Market Sector Update
- In 2013, the best performing industries were mostly in consumer discretionary, industrials and financials. Utilities and health care have been the leading sector performance year to date.
- We witnessed a similar move in first quarter 2013 as a double-digit gain in the broad index was led by utilities, consumer staples and health care. However, at that time, we viewed the move as a broader trend out of bonds and into high dividend paying stocks. While that trend is likely still at work, the Federal Reserve (Fed) has further tapered its stimulus program and hinted at a preference to increase rather than decrease the federal funds rate.
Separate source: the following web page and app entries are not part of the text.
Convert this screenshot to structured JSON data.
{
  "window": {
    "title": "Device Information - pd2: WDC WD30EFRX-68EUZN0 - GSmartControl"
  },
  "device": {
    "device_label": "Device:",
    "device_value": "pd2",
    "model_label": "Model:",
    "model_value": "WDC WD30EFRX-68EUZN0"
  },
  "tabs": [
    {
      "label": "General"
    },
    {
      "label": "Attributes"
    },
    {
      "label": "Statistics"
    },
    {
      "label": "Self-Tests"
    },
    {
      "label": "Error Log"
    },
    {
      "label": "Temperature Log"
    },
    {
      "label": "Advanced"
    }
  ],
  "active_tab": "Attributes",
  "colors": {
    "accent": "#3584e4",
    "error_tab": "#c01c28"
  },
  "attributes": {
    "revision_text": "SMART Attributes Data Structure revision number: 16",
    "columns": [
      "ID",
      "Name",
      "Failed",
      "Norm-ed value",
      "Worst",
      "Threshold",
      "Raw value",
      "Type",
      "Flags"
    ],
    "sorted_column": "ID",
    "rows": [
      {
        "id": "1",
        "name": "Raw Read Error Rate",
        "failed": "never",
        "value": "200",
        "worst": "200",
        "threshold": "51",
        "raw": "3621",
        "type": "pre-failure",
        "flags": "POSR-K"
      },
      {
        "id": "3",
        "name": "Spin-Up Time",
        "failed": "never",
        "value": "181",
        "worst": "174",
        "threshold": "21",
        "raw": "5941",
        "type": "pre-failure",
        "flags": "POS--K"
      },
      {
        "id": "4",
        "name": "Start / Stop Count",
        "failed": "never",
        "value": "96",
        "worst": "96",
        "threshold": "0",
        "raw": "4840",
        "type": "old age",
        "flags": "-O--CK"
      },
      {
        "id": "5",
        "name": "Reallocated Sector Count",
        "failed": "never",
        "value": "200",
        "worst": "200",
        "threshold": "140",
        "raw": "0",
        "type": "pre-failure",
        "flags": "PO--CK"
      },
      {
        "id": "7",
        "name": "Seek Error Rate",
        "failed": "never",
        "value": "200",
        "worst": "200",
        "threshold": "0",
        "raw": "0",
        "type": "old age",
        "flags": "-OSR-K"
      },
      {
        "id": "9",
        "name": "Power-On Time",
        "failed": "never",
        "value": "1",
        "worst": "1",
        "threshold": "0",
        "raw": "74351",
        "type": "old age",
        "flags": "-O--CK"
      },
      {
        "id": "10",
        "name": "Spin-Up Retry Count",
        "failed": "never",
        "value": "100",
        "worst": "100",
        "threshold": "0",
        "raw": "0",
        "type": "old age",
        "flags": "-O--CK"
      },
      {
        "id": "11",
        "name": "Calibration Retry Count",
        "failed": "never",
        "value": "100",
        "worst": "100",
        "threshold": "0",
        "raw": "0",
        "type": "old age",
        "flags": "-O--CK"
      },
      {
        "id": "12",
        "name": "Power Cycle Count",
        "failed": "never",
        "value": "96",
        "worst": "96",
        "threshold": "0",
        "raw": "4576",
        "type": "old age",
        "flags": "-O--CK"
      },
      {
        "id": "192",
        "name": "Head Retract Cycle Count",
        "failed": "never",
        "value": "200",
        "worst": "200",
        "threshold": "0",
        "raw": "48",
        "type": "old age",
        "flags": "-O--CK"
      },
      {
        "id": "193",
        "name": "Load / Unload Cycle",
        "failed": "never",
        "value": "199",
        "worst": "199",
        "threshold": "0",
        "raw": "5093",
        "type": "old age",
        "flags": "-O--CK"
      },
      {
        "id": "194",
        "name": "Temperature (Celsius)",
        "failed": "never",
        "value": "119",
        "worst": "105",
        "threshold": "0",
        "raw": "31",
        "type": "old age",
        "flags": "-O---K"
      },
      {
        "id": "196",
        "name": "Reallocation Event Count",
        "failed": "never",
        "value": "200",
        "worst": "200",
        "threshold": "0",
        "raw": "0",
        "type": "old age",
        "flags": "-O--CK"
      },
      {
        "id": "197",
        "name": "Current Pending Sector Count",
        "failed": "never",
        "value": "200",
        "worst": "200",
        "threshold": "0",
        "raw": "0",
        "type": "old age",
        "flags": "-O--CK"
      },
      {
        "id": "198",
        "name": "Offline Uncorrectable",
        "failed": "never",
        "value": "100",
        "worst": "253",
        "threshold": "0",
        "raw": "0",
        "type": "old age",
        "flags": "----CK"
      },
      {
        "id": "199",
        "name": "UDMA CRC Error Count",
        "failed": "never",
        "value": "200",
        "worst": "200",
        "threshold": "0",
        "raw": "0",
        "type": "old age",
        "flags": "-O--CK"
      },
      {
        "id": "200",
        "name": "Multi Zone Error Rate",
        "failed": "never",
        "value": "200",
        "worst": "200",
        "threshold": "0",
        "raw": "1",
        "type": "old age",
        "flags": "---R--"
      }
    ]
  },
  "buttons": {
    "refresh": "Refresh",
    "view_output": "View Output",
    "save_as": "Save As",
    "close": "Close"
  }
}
- While forecasting when rate hikes will begin and how quickly they will rise is difficult, the markets will stay focused on the unemployment rate, inflation and industrial production to provide guidance as to when these hikes could possibly occur.
- In a world that is very data dependent, distortions caused by winter storms in the first quarter will likely cause further confusion on the underlying strength of the economy, and thus, less clarity as to what themes will play out for the rest of 2014.
- While the Fund posted a modest positive return, both the equities and fixedincome portfolios lagged their benchmarks. Fixed income performed better than equities, so allocations also played a role in total performance. Top equity contributors were Brown-Forman Corp. and PNC Financial Services Group Inc.
- Detractors came from Amazon.com Inc. as well as the portfolio’s 0% exposure to utilities, the best performing sector in the benchmark.
- Underperformance of the fixed-income portfolio was due to duration as the Fund is almost two years shorter duration than its benchmark. Longterm rates rallied in January and held onto most of the gains through the rest of the quarter.
- We believe the Fund may benefit from steepness in the yield curve and improvement in credit spreads rather than changes in long-term interest rates. An overweight in credit helped to mitigate that underperformance but was not enough to fully offset it. Despite the rally in rates and flattening of the yield curve, the intermediate part of the curve remains steep. We still prefer not to make substantial bets on the direction of long-term interest rates.
- The main driver of market correction during the quarter was the peaking of global industrial production following five quarters of acceleration. The momentum peak is the result of a moderation in developed market growth and, more importantly, in Chinese growth.
- We believe that once this period of slowing momentum ends, the market will likely shift its focus on the risks of Fed tightening. In addition, there was much discussion about this year’s never-ending winter and how markets will interpret weakness in the headline numbers. We think we will most likely witness a bounce back in second quarter, with a lot of noise in the numbers.
- While there is never any shortage of things for investors to worry about these days -- and the first quarter was no exception -- we will continue to focus on the long-term potential of investments we make in the portfolio.
*Brown-Forman Corp., PNC Financial Services Group Inc. and Amazon.com Inc. (1.7%, 1.8% and 1.3% of net investments at 03/31/2014, respectively).
The opinions expressed in this commentary are those of the Portfolio's manager and are current through March 31, 2014. The manager's views are subject to change at any time based on market and other conditions, and no forecasts can be guaranteed. Past performance is no guarantee of future results.
Risk Factors. As with any mutual fund, the value of the Fund’s shares will change, and you could lose money on your investment. Fixed-income securities are subject to interest rate risk and, as such, the net asset value of the Fund may fall as interest rates rise. The lower-rated securities in which the Fund may invest may carry greater risk of nonpayment of interest or principal than higher-rated bonds. In addition to the risks typically associated with f xed-income securities, loan participations in which the Fund may invest carry other risks, including the risk of insolvency i of the lending bank or other intermediary. Loan participations may be unsecured or not fully collateralized may be subject to restrictions on resale and sometimes trade infrequently on the secondary market. Dividend-paying investments may not experience the same price appreciation as non-dividend-paying instruments. Dividend-issuing companies may choose not to pay a dividend, or it dividend may be less than what is anticipated. The value of a security believed by the Fund’s manager to be undervalued may never reach what the manager believes to be its full value, or such security’s value may decrease. An investment in the Fund is not a bank deposit and is not insured or guaranteed by the Federal Deposit Insurance Corporation or any other government agency. Not all funds or fund classes may be offered at all broker/dealers. These and other risks are more fully described in the Fund’s prospectus.
Investors should consider the investment objectives, risks, charges and expenses of a fund carefully before investing. For a prospectus, or if available a summary prospectus, containing this and other information for the Ivy Funds, call your financial advisor or visit us online at www.ivyfunds.com. Please read the prospectus or summary prospectus carefully before investing.